Poker is a card game played by two or more players and involves betting on the strength of a hand. There are many different variations of this game, but it is most often played with a standard set of rules. These include the use of a system of hand rankings, which determines the highest possible combination of cards.
The game of poker is very complex and requires a lot of practice to master. Even the most skilled players make mistakes at times, and this is especially true when they are first learning the game. These mistakes are to be expected, but it is still important to learn from them and keep improving your game.
One of the most important things to remember when playing poker is that there are no easy answers and it is impossible to predict what other players will do in any given situation. A good poker player must be able to weigh their chances of winning against the risk of losing, and then act accordingly.
It is also important to understand how to read a poker table and the different bets that can be made. The most common bet is called the ante, which is the amount that all players must put into the pot before the deal begins. This is usually a small bet, but it can vary depending on the game and stakes.
Another bet that is sometimes used is the raise. This is when a player adds more money to the pot than the previous bet. The other players can then choose to call the raise or fold their hand. In most cases, it is a good idea to raise if you have a strong hand and want to protect it.
A good poker player must be able to assess the strength of their opponents’ hands and decide whether or not to make a raise. This can be difficult, but it is essential if they are to succeed in the game. A good way to improve your poker skills is to practice by watching experienced players and imagining how they would react to certain situations. This will help them develop quick instincts and become better at reading the game.
In addition, a good poker player must be able to take advantage of position. This means acting in late position when possible, as this will give them more information about the other players’ hands and will make it easier to bluff. It is also important to know when to fold, as not every hand will be a winner.

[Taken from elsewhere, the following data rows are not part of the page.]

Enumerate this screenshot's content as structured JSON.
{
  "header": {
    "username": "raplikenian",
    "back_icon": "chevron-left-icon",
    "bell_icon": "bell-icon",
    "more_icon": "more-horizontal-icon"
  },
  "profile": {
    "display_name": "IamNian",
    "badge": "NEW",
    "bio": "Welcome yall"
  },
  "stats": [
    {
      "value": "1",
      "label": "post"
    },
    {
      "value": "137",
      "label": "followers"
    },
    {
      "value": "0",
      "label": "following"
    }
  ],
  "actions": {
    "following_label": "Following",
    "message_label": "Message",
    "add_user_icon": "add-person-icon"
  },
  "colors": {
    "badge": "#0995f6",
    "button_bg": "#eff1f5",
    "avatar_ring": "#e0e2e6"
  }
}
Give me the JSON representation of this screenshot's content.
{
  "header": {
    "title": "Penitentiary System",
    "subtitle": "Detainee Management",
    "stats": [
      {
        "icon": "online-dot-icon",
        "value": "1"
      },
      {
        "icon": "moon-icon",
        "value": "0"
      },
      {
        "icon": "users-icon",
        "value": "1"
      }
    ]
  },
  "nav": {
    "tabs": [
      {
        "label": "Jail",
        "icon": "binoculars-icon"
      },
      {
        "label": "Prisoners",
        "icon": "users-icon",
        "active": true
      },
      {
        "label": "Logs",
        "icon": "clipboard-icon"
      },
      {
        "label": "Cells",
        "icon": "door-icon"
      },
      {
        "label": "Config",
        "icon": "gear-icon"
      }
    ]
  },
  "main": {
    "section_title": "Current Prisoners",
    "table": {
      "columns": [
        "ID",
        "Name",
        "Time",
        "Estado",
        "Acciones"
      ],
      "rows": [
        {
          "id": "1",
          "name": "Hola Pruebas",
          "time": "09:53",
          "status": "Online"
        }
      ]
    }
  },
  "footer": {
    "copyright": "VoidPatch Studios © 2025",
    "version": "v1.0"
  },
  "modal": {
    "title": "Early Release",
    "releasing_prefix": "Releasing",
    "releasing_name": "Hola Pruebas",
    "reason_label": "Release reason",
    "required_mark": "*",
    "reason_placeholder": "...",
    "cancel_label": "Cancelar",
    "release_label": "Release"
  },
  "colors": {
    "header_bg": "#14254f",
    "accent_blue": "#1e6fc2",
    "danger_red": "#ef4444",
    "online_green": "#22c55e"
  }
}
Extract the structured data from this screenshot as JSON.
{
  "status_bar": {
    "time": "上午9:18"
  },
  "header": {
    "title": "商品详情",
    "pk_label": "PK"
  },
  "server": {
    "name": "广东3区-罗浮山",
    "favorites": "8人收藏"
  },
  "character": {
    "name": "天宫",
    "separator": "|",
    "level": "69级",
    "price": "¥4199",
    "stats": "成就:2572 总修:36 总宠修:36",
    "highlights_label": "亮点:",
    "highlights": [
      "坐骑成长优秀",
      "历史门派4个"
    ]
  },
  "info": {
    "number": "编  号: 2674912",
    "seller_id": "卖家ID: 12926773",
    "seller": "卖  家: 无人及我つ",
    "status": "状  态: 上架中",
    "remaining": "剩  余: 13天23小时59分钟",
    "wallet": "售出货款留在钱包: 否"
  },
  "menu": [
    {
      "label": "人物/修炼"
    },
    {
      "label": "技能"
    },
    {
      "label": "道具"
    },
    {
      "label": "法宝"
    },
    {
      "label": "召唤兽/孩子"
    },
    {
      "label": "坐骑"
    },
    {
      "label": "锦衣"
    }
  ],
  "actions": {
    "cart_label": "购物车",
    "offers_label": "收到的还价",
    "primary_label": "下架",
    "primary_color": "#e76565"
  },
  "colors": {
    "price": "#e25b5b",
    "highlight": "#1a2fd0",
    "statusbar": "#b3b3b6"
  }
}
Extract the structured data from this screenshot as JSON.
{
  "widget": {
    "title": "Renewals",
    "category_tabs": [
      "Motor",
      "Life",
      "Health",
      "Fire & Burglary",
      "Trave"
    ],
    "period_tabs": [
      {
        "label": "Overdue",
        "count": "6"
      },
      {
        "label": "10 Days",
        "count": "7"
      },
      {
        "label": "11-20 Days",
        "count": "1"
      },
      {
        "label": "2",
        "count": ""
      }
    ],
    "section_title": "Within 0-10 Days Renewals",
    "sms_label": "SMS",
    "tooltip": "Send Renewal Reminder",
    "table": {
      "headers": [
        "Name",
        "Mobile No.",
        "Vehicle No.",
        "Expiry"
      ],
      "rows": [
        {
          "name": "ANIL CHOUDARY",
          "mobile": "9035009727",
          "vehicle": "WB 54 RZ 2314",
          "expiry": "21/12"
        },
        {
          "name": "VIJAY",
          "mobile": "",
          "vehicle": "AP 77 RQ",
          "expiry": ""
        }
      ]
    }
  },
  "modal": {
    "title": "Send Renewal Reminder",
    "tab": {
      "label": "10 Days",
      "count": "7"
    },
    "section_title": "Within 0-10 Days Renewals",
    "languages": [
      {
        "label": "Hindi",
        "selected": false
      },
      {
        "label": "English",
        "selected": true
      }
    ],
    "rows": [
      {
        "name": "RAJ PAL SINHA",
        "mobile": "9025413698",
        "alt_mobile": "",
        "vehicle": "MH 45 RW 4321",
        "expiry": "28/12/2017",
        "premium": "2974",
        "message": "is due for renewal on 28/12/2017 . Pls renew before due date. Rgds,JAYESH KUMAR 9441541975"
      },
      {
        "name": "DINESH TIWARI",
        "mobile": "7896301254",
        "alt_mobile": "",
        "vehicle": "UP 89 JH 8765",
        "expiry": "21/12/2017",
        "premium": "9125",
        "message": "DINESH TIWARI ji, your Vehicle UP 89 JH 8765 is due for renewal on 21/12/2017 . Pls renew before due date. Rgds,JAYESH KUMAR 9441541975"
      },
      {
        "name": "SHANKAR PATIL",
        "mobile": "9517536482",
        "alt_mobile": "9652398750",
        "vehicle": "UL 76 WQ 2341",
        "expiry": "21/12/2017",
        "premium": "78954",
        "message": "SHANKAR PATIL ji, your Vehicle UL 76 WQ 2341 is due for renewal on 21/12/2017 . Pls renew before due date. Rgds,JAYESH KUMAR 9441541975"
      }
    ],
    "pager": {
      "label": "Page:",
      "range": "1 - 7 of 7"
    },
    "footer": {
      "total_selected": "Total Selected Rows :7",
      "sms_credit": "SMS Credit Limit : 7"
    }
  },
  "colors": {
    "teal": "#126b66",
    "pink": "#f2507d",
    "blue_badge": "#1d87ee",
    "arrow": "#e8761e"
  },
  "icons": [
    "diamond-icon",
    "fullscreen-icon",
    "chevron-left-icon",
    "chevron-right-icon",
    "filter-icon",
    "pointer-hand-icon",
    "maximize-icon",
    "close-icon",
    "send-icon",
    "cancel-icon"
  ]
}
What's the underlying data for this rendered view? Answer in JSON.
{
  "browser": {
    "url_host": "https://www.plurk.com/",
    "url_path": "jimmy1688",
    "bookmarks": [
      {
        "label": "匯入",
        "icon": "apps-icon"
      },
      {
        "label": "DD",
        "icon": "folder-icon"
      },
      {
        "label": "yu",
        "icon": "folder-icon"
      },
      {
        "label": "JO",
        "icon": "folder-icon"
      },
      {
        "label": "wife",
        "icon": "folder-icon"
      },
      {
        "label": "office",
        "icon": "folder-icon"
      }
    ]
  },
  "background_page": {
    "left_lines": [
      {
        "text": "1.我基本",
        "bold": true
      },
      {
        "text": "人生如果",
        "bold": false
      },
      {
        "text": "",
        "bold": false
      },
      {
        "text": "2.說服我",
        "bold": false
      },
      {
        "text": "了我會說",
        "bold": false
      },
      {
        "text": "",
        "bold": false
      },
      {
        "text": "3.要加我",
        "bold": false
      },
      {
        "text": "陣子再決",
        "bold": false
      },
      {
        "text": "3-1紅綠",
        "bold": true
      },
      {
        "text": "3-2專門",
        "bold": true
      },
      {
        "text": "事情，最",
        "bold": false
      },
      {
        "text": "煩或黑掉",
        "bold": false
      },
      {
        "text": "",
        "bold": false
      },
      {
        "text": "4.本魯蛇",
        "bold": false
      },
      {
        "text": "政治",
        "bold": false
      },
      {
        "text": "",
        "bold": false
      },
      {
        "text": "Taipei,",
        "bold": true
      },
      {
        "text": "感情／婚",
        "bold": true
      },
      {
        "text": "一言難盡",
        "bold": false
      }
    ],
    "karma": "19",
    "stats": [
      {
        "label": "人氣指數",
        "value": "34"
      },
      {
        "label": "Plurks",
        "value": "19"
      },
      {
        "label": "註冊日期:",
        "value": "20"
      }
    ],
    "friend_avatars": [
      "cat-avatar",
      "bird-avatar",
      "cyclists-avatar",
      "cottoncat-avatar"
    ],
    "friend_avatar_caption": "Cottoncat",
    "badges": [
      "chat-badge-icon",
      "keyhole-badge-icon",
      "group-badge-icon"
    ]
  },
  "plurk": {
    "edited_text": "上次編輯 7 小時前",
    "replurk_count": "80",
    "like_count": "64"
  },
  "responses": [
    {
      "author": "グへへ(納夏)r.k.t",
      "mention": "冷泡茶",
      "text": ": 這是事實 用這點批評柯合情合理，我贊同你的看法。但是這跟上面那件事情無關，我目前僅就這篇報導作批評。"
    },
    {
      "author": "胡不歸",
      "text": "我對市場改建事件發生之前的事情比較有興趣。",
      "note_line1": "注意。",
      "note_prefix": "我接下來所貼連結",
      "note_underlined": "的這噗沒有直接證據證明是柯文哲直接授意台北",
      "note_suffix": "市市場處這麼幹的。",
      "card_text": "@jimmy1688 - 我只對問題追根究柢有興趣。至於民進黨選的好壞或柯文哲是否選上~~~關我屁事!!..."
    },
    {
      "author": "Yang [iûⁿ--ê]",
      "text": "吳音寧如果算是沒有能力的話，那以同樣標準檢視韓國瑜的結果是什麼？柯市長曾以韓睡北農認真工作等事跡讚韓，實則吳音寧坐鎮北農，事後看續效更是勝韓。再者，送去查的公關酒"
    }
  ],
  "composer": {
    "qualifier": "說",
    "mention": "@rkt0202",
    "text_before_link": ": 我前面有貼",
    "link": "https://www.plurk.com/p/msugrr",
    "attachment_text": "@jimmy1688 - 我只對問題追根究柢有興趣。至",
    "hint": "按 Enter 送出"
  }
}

Finally, a good poker player must be a good gambler. This means taking risks and putting some of their chips in the pot with weak hands. It is also important to keep a good poker face and avoid showing too much emotion, as this can be interpreted as weakness by the other players. Finally, a good poker player should be able to play the game for a long period of time without losing too much money.